  • Rodents and birds can pose a problem if the facility is not enclosed and is not regularly emptied and cleaned, as well as having a pest management program.
  • Litter flying from trucks or the transfer station can be a concern. Operators must take care to fully tarp loads, while facility landscaping should provide a wind barrier to eliminate litter being picked up in gusts.

The Basics of Transfer Station Operations

Here's some insight into the day-to-day operations of a transfer station:
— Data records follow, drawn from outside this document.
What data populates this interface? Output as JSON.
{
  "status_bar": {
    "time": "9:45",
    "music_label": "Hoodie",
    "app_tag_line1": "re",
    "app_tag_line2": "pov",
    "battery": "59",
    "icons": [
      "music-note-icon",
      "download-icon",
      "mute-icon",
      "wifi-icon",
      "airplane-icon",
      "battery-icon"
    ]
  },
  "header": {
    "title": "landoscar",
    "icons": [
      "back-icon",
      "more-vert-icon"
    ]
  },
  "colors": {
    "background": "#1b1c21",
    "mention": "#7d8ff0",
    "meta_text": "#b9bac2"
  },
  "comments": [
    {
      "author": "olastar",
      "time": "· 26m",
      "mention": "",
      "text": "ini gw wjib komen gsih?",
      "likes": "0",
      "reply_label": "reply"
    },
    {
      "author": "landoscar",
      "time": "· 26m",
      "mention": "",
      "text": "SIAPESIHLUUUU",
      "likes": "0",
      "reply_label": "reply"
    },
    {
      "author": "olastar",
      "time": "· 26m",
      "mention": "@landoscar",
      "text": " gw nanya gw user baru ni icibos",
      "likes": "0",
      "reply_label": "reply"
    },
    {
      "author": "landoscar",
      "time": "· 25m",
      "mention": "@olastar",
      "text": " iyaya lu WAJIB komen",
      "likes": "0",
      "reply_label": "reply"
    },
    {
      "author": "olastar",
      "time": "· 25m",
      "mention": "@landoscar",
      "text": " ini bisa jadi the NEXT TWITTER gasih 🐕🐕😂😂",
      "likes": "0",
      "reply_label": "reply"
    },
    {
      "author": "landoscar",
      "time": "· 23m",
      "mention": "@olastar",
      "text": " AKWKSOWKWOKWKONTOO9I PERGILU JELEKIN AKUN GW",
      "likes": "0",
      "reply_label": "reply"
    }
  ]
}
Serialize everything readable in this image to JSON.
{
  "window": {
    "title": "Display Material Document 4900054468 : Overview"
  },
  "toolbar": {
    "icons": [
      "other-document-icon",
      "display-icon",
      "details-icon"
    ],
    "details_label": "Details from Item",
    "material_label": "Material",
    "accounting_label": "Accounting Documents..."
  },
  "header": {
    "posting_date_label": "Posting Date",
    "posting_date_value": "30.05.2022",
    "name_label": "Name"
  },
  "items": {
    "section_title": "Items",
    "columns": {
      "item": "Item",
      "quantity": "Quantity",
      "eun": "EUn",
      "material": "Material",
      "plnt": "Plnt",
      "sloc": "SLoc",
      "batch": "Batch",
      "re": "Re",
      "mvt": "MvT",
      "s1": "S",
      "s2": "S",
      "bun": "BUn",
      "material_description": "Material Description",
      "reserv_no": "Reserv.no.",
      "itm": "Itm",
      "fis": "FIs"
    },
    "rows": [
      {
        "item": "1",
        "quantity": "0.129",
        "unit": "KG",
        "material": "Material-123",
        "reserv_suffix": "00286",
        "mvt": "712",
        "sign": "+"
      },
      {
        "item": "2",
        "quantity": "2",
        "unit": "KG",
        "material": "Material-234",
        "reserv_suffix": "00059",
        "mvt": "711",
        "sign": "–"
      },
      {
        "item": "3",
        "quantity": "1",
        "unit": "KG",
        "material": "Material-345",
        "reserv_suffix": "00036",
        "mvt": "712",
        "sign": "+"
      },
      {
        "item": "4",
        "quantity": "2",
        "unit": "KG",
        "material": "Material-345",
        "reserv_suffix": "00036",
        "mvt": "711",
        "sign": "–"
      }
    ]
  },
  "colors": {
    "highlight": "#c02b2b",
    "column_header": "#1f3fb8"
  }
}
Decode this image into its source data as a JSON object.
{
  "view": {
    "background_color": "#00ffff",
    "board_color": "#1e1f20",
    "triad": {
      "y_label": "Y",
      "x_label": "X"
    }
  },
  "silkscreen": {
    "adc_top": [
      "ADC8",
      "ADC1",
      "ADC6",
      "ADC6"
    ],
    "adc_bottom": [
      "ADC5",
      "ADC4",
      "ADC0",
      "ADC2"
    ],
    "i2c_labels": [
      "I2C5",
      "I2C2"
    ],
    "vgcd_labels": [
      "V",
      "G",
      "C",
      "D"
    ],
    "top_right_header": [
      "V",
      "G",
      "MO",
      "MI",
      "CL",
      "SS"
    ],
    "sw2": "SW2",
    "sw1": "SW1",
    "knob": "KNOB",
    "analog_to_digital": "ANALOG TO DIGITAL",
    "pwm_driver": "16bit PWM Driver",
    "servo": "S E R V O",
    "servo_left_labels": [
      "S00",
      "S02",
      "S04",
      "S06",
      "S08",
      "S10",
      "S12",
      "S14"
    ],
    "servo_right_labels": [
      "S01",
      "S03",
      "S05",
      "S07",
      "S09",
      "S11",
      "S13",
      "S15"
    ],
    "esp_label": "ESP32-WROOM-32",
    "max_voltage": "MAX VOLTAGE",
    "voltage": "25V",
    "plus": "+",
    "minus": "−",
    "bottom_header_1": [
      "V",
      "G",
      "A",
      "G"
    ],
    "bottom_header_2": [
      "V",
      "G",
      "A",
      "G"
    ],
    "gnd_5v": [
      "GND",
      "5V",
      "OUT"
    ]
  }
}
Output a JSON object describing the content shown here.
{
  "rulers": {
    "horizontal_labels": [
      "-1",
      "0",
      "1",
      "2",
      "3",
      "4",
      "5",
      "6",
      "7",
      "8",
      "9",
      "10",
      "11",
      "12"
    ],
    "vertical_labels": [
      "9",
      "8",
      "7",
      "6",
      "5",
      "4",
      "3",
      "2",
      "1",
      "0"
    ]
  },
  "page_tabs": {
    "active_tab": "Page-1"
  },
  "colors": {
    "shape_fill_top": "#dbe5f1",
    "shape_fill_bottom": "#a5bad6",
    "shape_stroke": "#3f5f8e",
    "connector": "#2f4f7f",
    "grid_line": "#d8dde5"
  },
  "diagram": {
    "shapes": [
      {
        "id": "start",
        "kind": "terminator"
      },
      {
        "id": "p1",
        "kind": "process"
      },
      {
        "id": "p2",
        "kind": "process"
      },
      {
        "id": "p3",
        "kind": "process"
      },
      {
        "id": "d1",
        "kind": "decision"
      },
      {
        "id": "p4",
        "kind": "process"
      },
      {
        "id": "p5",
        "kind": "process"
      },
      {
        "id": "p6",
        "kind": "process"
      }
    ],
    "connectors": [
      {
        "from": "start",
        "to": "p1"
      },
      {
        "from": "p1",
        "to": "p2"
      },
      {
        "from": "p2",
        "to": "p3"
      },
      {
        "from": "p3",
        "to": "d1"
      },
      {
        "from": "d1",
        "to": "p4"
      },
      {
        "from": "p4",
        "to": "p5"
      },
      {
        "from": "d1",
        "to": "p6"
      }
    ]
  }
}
  • Arrivals and scale: Inbound commercial vehicles are first directed to the scale house. Loads are weighed, and tippage fees are assessed as applicable. If a transfer station allows the public also to drop off solid waste, there may be a separate queue and scale for this purpose.
  • Tipping, processing, and reloading: Vehicles are unloaded at the main transfer building. Solid waste may be dropped onto the floor, into a pit, or immediately onto another vehicle. During this process, transfer station employees will screen the waste for any unauthorized materials. Compactors are used at some transfer stations to compact waste and thereby increase the payload of outbound trailers.
  • Facility: The facility typically includes a scale location and an enclosed building where tippage and transfer take place. The property requires adequate space to facilitate the queuing of vehicles at the scale and the main building. As well, there should be space to accommodate the parking of outbound transfer trailers. Additional property will be required for staging unacceptable garbage. Some waste transfer stations provide space for the public to drop off green waste or other approved recyclables.
  • Basic equipment: Aside from scales, transfer stations typically use equipment such as front-end loaders, cranes, conveyors, walking floors, and compactors.
  • Staffing: Waste transfer stations require customer service and scale house operators, traffic controllers, equipment operators, maintenance mechanics, as well as other technical and management staff.